June 17 update: after five rounds of chemo, Cynthia's white blood cell count was dangerously low, so she got an injection of Neulasta. She is now wracked in bone pain as a side effect of that drug's doing its job. On the other hand, when she met with her surgeon the day before the Neulasta shot, he was very upbeat and optimistic and said that from his point of view she was recovering miraculously.

June 25 update: a few days before the beginning of Round 6 of the chemotherapy, she is almost feeling healthy. Round 6 will disturb that a bit, but she'll bounce back in a couple of weeks. She has taken delivery of a hairpiece made out of her own cut-off hair, but after months of being bald she is not immediately comfortable with it. Besides, it's beastly hot in New Jersey, and a bald head is a cool head, so it must prevail.
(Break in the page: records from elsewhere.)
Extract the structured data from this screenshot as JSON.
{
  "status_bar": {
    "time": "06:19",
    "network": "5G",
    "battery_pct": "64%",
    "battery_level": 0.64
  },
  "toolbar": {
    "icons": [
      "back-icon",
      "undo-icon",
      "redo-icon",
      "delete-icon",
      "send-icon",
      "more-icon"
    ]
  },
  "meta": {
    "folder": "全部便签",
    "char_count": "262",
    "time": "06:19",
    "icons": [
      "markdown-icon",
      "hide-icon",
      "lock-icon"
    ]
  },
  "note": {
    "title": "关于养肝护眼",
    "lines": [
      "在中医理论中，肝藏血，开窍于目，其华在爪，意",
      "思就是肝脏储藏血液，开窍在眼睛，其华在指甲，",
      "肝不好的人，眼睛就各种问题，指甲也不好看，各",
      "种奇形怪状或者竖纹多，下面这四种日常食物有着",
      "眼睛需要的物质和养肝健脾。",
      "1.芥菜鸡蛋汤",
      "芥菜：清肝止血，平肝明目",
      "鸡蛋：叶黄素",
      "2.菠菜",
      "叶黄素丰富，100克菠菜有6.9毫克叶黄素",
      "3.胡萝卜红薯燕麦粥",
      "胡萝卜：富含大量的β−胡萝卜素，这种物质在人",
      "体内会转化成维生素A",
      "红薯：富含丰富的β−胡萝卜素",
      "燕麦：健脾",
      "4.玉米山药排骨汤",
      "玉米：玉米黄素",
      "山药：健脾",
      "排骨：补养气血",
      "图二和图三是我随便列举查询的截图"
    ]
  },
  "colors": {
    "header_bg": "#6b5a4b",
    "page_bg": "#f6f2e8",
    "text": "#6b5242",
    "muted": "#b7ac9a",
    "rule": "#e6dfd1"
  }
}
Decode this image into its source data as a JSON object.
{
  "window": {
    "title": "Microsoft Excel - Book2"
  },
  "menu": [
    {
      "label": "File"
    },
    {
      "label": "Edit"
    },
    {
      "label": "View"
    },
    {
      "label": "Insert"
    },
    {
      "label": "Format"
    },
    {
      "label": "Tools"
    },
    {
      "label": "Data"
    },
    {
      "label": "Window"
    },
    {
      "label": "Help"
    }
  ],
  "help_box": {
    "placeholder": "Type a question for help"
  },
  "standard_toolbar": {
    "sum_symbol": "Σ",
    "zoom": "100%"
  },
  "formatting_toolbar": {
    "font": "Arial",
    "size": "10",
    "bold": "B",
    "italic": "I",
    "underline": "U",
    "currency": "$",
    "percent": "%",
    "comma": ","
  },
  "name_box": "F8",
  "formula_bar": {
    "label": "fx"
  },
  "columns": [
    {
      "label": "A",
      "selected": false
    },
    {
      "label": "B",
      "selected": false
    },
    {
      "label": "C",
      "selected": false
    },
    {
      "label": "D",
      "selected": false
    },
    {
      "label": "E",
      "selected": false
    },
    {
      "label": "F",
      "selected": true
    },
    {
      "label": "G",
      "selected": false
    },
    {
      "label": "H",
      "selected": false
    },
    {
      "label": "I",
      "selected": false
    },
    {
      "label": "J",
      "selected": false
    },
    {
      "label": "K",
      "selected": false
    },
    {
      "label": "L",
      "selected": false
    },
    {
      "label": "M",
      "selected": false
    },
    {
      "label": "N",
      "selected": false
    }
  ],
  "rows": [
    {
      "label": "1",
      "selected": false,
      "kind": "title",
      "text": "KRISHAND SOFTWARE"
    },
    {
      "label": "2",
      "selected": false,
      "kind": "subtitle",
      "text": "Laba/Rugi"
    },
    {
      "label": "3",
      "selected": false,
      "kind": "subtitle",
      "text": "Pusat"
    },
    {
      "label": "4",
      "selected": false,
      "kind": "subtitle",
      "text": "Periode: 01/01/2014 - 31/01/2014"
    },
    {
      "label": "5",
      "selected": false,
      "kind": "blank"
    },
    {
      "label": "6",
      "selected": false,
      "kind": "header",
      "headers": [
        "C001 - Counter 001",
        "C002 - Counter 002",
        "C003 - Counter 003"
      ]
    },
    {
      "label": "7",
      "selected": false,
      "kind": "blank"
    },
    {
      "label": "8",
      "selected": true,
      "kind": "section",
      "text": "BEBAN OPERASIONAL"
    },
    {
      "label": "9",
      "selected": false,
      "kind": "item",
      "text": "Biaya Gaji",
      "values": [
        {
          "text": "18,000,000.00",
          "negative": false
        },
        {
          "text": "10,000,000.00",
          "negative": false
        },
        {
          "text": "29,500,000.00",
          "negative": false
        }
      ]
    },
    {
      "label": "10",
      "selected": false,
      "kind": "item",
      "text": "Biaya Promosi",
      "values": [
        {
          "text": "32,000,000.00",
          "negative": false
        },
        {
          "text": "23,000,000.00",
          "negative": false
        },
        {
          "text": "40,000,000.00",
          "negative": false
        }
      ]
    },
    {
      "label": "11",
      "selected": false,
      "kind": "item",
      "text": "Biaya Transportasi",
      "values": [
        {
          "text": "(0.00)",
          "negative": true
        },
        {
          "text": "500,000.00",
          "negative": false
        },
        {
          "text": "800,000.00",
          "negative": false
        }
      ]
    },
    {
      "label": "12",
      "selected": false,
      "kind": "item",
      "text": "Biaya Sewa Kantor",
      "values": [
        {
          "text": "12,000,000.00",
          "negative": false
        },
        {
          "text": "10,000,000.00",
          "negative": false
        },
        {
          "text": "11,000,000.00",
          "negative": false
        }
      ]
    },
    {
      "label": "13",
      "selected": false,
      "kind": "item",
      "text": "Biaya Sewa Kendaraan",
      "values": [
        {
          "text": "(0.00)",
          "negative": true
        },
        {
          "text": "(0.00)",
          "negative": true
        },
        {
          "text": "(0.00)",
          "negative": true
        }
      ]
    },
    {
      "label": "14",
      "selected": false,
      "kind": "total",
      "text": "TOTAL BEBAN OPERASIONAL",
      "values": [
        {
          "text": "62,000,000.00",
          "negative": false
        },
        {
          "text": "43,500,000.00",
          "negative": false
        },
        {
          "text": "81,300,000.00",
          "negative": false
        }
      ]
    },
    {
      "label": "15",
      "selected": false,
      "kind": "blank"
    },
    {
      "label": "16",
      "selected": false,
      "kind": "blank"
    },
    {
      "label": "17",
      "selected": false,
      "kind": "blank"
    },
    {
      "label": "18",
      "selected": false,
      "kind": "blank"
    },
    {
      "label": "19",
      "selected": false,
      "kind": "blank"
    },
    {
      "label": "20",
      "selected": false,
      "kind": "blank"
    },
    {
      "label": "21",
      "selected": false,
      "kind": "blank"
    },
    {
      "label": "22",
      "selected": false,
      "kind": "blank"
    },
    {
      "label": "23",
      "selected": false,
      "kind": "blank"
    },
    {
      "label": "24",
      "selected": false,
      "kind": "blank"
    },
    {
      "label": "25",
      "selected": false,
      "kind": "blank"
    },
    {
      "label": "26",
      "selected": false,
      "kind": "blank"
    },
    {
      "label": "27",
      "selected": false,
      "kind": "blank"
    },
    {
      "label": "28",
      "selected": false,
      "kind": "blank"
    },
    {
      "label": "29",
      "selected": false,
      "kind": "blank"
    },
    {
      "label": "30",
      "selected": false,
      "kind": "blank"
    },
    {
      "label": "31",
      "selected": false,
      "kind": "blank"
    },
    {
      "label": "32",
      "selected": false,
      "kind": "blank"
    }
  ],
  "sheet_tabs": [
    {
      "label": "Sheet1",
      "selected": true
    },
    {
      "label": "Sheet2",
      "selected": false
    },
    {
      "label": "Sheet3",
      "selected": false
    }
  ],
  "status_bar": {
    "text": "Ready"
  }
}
June 30 update: she has developed a debilitating case of shingles, which are extraordinarily painful and impossible to cure. This is a setback that she doesn't need while recovering from Round 6. Shingles can develop opportunistically in a weakened immune system, and, alas, they did.

July 16 update: Cynthia has been in the hospital for several days with a dangerous infection, high fever, and inability to eat. The shingles continue to be debilitating; their location makes it impossible for her to sit in a chair, and they seem to be getting worse. She'd had a CAT scan scheduled for today to determine if there would be a need for Round 7 of the chemotherapy, but the infection put her into the oncology ward instead of radiology. The scan will have to be another day while she continues to be treated for serious viral and bacterial infections.

July 19 update: Cynthia is home from the hospital and managed somehow to climb the stairs. She's recovering in her own bed and says that she is 'feeling stronger by the hour'. The hospital ran out of veins in which they could insert an IV, so switched her to oral medication, which she might as well do at home. Her fever is under control, and the shingles are, after nearly 3 weeks, beginning to abate.

August 1: the world looks so much brighter now. With sufficient recovery from the infections that she could keep down the barium brew needed for a CAT scan, Cynthia was scanned neck to knees, and the scan showed only one bump, a 1/3-inch object on her spleen. After meeting with her oncologist yesterday, she learned these things:

She is done with chemotherapy. Her shingles are fading rapidly. The neuropathy in her left foot that was caused by the shingles is healing, albeit slowly. The object on her spleen is 'probably scar tissue'. She has officially graduated from treatment to healing. There will be MRI and CAT scans done at regular intervals for a while to make sure that there is no recurrence. But in a few months her hair will start to grow back, and the Great Lymphoma Wars of 2006 will be just a bad memory.

The notes and cards sent to her have been a huge contributor to her healing. Thank you all very much. Wracked in pain or gloom, she'd get a letter in the mail and the smile came back. She's still there, at 134 W. Broad St, Burlington, New Jersey, USA 08016.

We probably won't update this page much any more; perhaps when her hair has grown long enough that she's willing to be photographed again, we'll put a picture here.

Cynthia's laconic comment: 'I sing: "Alleluia! The great storm is over!"'